* _Task to carry out_:
Word for word, give the entries back.

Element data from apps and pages

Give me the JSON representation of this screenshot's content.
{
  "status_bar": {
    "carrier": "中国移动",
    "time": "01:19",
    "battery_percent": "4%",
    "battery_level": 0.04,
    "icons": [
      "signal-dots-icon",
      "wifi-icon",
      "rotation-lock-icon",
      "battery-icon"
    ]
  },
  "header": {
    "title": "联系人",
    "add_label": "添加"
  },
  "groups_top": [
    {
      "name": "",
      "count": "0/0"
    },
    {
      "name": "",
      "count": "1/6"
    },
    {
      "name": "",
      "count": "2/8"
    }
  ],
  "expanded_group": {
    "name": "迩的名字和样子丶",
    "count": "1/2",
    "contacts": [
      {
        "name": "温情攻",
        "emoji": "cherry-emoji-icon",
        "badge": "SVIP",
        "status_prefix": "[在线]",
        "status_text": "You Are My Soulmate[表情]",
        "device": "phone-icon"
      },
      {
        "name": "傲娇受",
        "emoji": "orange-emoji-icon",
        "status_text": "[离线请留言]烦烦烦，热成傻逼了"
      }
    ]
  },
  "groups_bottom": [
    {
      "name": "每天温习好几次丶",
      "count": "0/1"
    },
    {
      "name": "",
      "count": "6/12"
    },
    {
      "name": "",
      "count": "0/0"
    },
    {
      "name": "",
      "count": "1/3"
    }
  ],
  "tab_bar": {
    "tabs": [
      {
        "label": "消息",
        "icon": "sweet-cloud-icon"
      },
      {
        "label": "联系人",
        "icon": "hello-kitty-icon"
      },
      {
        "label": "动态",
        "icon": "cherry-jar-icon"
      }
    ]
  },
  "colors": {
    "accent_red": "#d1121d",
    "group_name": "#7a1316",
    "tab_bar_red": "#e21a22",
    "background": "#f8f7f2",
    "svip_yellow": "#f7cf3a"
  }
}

* _Output of the task_:
Give me the JSON representation of this screenshot's content.
{
  "status_bar": {
    "carrier": "中国移动",
    "time": "01:19",
    "battery_percent": "4%",
    "battery_level": 0.04,
    "icons": [
      "signal-dots-icon",
      "wifi-icon",
      "rotation-lock-icon",
      "battery-icon"
    ]
  },
  "header": {
    "title": "联系人",
    "add_label": "添加"
  },
  "groups_top": [
    {
      "name": "",
      "count": "0/0"
    },
    {
      "name": "",
      "count": "1/6"
    },
    {
      "name": "",
      "count": "2/8"
    }
  ],
  "expanded_group": {
    "name": "迩的名字和样子丶",
    "count": "1/2",
    "contacts": [
      {
        "name": "温情攻",
        "emoji": "cherry-emoji-icon",
        "badge": "SVIP",
        "status_prefix": "[在线]",
        "status_text": "You Are My Soulmate[表情]",
        "device": "phone-icon"
      },
      {
        "name": "傲娇受",
        "emoji": "orange-emoji-icon",
        "status_text": "[离线请留言]烦烦烦，热成傻逼了"
      }
    ]
  },
  "groups_bottom": [
    {
      "name": "每天温习好几次丶",
      "count": "0/1"
    },
    {
      "name": "",
      "count": "6/12"
    },
    {
      "name": "",
      "count": "0/0"
    },
    {
      "name": "",
      "count": "1/3"
    }
  ],
  "tab_bar": {
    "tabs": [
      {
        "label": "消息",
        "icon": "sweet-cloud-icon"
      },
      {
        "label": "联系人",
        "icon": "hello-kitty-icon"
      },
      {
        "label": "动态",
        "icon": "cherry-jar-icon"
      }
    ]
  },
  "colors": {
    "accent_red": "#d1121d",
    "group_name": "#7a1316",
    "tab_bar_red": "#e21a22",
    "background": "#f8f7f2",
    "svip_yellow": "#f7cf3a"
  }
}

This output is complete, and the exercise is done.